SUPPLIED DATA START
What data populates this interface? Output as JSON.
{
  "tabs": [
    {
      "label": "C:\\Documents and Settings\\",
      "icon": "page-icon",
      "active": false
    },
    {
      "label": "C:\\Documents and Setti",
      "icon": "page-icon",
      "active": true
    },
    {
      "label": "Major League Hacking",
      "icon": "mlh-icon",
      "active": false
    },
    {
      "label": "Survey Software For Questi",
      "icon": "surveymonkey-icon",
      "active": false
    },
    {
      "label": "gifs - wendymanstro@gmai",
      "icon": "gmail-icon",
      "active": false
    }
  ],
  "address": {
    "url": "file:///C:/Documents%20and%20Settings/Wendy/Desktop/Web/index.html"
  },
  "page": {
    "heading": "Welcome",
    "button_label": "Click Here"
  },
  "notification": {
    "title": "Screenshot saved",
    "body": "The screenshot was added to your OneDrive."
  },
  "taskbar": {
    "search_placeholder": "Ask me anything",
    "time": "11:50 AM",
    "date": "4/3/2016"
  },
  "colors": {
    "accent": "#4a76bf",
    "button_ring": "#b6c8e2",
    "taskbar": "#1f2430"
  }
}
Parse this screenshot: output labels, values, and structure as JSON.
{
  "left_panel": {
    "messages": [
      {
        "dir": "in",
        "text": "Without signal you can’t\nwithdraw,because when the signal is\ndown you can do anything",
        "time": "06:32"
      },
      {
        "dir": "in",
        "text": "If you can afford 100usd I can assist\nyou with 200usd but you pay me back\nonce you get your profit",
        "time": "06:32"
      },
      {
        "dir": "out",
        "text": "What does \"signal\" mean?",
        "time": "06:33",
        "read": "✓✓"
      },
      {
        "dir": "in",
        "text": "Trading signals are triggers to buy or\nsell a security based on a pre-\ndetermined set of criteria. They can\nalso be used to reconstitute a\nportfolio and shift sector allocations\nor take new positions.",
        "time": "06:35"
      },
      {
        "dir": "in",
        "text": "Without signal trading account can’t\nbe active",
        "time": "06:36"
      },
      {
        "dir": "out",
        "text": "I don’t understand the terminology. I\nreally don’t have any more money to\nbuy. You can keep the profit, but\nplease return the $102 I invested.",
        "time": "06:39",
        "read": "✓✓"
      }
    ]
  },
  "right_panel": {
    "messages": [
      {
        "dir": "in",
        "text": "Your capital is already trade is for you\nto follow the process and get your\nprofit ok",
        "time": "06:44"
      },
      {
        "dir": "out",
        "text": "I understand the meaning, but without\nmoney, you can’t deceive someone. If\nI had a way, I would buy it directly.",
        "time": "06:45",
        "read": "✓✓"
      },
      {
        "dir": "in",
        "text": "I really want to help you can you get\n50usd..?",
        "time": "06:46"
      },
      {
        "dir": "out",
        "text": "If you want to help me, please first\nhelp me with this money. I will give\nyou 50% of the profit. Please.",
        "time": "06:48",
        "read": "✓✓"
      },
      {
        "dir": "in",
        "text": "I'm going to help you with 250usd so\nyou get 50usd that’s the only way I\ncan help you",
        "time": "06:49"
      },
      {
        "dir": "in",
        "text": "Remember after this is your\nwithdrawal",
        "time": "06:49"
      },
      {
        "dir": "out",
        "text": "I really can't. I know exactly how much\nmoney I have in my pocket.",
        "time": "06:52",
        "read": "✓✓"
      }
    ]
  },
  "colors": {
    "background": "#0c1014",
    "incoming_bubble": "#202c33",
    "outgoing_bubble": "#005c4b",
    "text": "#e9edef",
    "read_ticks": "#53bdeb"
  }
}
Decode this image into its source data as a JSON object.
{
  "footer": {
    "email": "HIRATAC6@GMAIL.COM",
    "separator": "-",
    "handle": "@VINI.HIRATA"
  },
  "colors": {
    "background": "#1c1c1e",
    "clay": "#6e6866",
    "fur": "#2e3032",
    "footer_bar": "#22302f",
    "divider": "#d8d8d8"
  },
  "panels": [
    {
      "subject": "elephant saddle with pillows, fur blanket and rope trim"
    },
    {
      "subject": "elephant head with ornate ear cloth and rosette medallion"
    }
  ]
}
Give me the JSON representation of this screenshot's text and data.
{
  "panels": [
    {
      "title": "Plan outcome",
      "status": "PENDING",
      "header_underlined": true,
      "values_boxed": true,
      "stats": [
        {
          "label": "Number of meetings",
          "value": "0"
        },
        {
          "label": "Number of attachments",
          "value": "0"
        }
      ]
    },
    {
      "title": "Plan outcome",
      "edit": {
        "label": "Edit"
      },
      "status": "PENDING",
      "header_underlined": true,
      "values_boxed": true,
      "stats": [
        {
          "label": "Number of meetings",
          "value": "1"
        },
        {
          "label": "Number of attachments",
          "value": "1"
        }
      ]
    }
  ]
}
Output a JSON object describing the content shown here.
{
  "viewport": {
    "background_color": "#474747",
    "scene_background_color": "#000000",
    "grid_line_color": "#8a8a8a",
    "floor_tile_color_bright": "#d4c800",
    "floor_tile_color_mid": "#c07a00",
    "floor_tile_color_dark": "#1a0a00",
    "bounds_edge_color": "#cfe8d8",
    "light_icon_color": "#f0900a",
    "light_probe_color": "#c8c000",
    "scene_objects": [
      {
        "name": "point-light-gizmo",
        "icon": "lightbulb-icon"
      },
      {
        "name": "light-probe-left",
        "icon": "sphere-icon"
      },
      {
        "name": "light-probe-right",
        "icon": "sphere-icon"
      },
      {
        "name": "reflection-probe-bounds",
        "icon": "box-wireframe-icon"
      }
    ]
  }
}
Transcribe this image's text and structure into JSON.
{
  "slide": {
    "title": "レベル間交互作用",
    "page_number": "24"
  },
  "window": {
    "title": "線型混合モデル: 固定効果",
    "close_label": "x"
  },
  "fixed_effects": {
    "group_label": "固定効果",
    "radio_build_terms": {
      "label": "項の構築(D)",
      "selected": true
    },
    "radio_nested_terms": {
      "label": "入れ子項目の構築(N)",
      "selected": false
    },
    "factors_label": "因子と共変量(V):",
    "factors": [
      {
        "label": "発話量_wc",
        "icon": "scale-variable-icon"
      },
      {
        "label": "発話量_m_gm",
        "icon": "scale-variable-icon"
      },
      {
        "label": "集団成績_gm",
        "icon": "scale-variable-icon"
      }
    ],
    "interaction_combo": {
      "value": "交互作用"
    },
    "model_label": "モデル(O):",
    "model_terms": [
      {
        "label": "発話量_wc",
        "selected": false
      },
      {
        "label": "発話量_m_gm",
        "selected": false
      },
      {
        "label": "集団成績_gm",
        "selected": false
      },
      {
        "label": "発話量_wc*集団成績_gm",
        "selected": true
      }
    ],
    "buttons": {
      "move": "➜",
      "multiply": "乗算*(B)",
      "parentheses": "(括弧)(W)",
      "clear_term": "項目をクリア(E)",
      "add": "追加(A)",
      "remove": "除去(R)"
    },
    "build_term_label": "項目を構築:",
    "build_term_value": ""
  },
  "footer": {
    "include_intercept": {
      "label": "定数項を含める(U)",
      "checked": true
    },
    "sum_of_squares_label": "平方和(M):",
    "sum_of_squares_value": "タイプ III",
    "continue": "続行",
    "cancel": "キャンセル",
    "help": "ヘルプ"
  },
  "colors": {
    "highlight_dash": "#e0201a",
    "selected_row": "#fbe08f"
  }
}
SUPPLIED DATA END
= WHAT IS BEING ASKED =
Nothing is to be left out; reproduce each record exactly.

= RESPONSE =
What data populates this interface? Output as JSON.
{
  "tabs": [
    {
      "label": "C:\\Documents and Settings\\",
      "icon": "page-icon",
      "active": false
    },
    {
      "label": "C:\\Documents and Setti",
      "icon": "page-icon",
      "active": true
    },
    {
      "label": "Major League Hacking",
      "icon": "mlh-icon",
      "active": false
    },
    {
      "label": "Survey Software For Questi",
      "icon": "surveymonkey-icon",
      "active": false
    },
    {
      "label": "gifs - wendymanstro@gmai",
      "icon": "gmail-icon",
      "active": false
    }
  ],
  "address": {
    "url": "file:///C:/Documents%20and%20Settings/Wendy/Desktop/Web/index.html"
  },
  "page": {
    "heading": "Welcome",
    "button_label": "Click Here"
  },
  "notification": {
    "title": "Screenshot saved",
    "body": "The screenshot was added to your OneDrive."
  },
  "taskbar": {
    "search_placeholder": "Ask me anything",
    "time": "11:50 AM",
    "date": "4/3/2016"
  },
  "colors": {
    "accent": "#4a76bf",
    "button_ring": "#b6c8e2",
    "taskbar": "#1f2430"
  }
}
Parse this screenshot: output labels, values, and structure as JSON.
{
  "left_panel": {
    "messages": [
      {
        "dir": "in",
        "text": "Without signal you can’t\nwithdraw,because when the signal is\ndown you can do anything",
        "time": "06:32"
      },
      {
        "dir": "in",
        "text": "If you can afford 100usd I can assist\nyou with 200usd but you pay me back\nonce you get your profit",
        "time": "06:32"
      },
      {
        "dir": "out",
        "text": "What does \"signal\" mean?",
        "time": "06:33",
        "read": "✓✓"
      },
      {
        "dir": "in",
        "text": "Trading signals are triggers to buy or\nsell a security based on a pre-\ndetermined set of criteria. They can\nalso be used to reconstitute a\nportfolio and shift sector allocations\nor take new positions.",
        "time": "06:35"
      },
      {
        "dir": "in",
        "text": "Without signal trading account can’t\nbe active",
        "time": "06:36"
      },
      {
        "dir": "out",
        "text": "I don’t understand the terminology. I\nreally don’t have any more money to\nbuy. You can keep the profit, but\nplease return the $102 I invested.",
        "time": "06:39",
        "read": "✓✓"
      }
    ]
  },
  "right_panel": {
    "messages": [
      {
        "dir": "in",
        "text": "Your capital is already trade is for you\nto follow the process and get your\nprofit ok",
        "time": "06:44"
      },
      {
        "dir": "out",
        "text": "I understand the meaning, but without\nmoney, you can’t deceive someone. If\nI had a way, I would buy it directly.",
        "time": "06:45",
        "read": "✓✓"
      },
      {
        "dir": "in",
        "text": "I really want to help you can you get\n50usd..?",
        "time": "06:46"
      },
      {
        "dir": "out",
        "text": "If you want to help me, please first\nhelp me with this money. I will give\nyou 50% of the profit. Please.",
        "time": "06:48",
        "read": "✓✓"
      },
      {
        "dir": "in",
        "text": "I'm going to help you with 250usd so\nyou get 50usd that’s the only way I\ncan help you",
        "time": "06:49"
      },
      {
        "dir": "in",
        "text": "Remember after this is your\nwithdrawal",
        "time": "06:49"
      },
      {
        "dir": "out",
        "text": "I really can't. I know exactly how much\nmoney I have in my pocket.",
        "time": "06:52",
        "read": "✓✓"
      }
    ]
  },
  "colors": {
    "background": "#0c1014",
    "incoming_bubble": "#202c33",
    "outgoing_bubble": "#005c4b",
    "text": "#e9edef",
    "read_ticks": "#53bdeb"
  }
}
Decode this image into its source data as a JSON object.
{
  "footer": {
    "email": "HIRATAC6@GMAIL.COM",
    "separator": "-",
    "handle": "@VINI.HIRATA"
  },
  "colors": {
    "background": "#1c1c1e",
    "clay": "#6e6866",
    "fur": "#2e3032",
    "footer_bar": "#22302f",
    "divider": "#d8d8d8"
  },
  "panels": [
    {
      "subject": "elephant saddle with pillows, fur blanket and rope trim"
    },
    {
      "subject": "elephant head with ornate ear cloth and rosette medallion"
    }
  ]
}
Give me the JSON representation of this screenshot's text and data.
{
  "panels": [
    {
      "title": "Plan outcome",
      "status": "PENDING",
      "header_underlined": true,
      "values_boxed": true,
      "stats": [
        {
          "label": "Number of meetings",
          "value": "0"
        },
        {
          "label": "Number of attachments",
          "value": "0"
        }
      ]
    },
    {
      "title": "Plan outcome",
      "edit": {
        "label": "Edit"
      },
      "status": "PENDING",
      "header_underlined": true,
      "values_boxed": true,
      "stats": [
        {
          "label": "Number of meetings",
          "value": "1"
        },
        {
          "label": "Number of attachments",
          "value": "1"
        }
      ]
    }
  ]
}
Output a JSON object describing the content shown here.
{
  "viewport": {
    "background_color": "#474747",
    "scene_background_color": "#000000",
    "grid_line_color": "#8a8a8a",
    "floor_tile_color_bright": "#d4c800",
    "floor_tile_color_mid": "#c07a00",
    "floor_tile_color_dark": "#1a0a00",
    "bounds_edge_color": "#cfe8d8",
    "light_icon_color": "#f0900a",
    "light_probe_color": "#c8c000",
    "scene_objects": [
      {
        "name": "point-light-gizmo",
        "icon": "lightbulb-icon"
      },
      {
        "name": "light-probe-left",
        "icon": "sphere-icon"
      },
      {
        "name": "light-probe-right",
        "icon": "sphere-icon"
      },
      {
        "name": "reflection-probe-bounds",
        "icon": "box-wireframe-icon"
      }
    ]
  }
}
Transcribe this image's text and structure into JSON.
{
  "slide": {
    "title": "レベル間交互作用",
    "page_number": "24"
  },
  "window": {
    "title": "線型混合モデル: 固定効果",
    "close_label": "x"
  },
  "fixed_effects": {
    "group_label": "固定効果",
    "radio_build_terms": {
      "label": "項の構築(D)",
      "selected": true
    },
    "radio_nested_terms": {
      "label": "入れ子項目の構築(N)",
      "selected": false
    },
    "factors_label": "因子と共変量(V):",
    "factors": [
      {
        "label": "発話量_wc",
        "icon": "scale-variable-icon"
      },
      {
        "label": "発話量_m_gm",
        "icon": "scale-variable-icon"
      },
      {
        "label": "集団成績_gm",
        "icon": "scale-variable-icon"
      }
    ],
    "interaction_combo": {
      "value": "交互作用"
    },
    "model_label": "モデル(O):",
    "model_terms": [
      {
        "label": "発話量_wc",
        "selected": false
      },
      {
        "label": "発話量_m_gm",
        "selected": false
      },
      {
        "label": "集団成績_gm",
        "selected": false
      },
      {
        "label": "発話量_wc*集団成績_gm",
        "selected": true
      }
    ],
    "buttons": {
      "move": "➜",
      "multiply": "乗算*(B)",
      "parentheses": "(括弧)(W)",
      "clear_term": "項目をクリア(E)",
      "add": "追加(A)",
      "remove": "除去(R)"
    },
    "build_term_label": "項目を構築:",
    "build_term_value": ""
  },
  "footer": {
    "include_intercept": {
      "label": "定数項を含める(U)",
      "checked": true
    },
    "sum_of_squares_label": "平方和(M):",
    "sum_of_squares_value": "タイプ III",
    "continue": "続行",
    "cancel": "キャンセル",
    "help": "ヘルプ"
  },
  "colors": {
    "highlight_dash": "#e0201a",
    "selected_row": "#fbe08f"
  }
}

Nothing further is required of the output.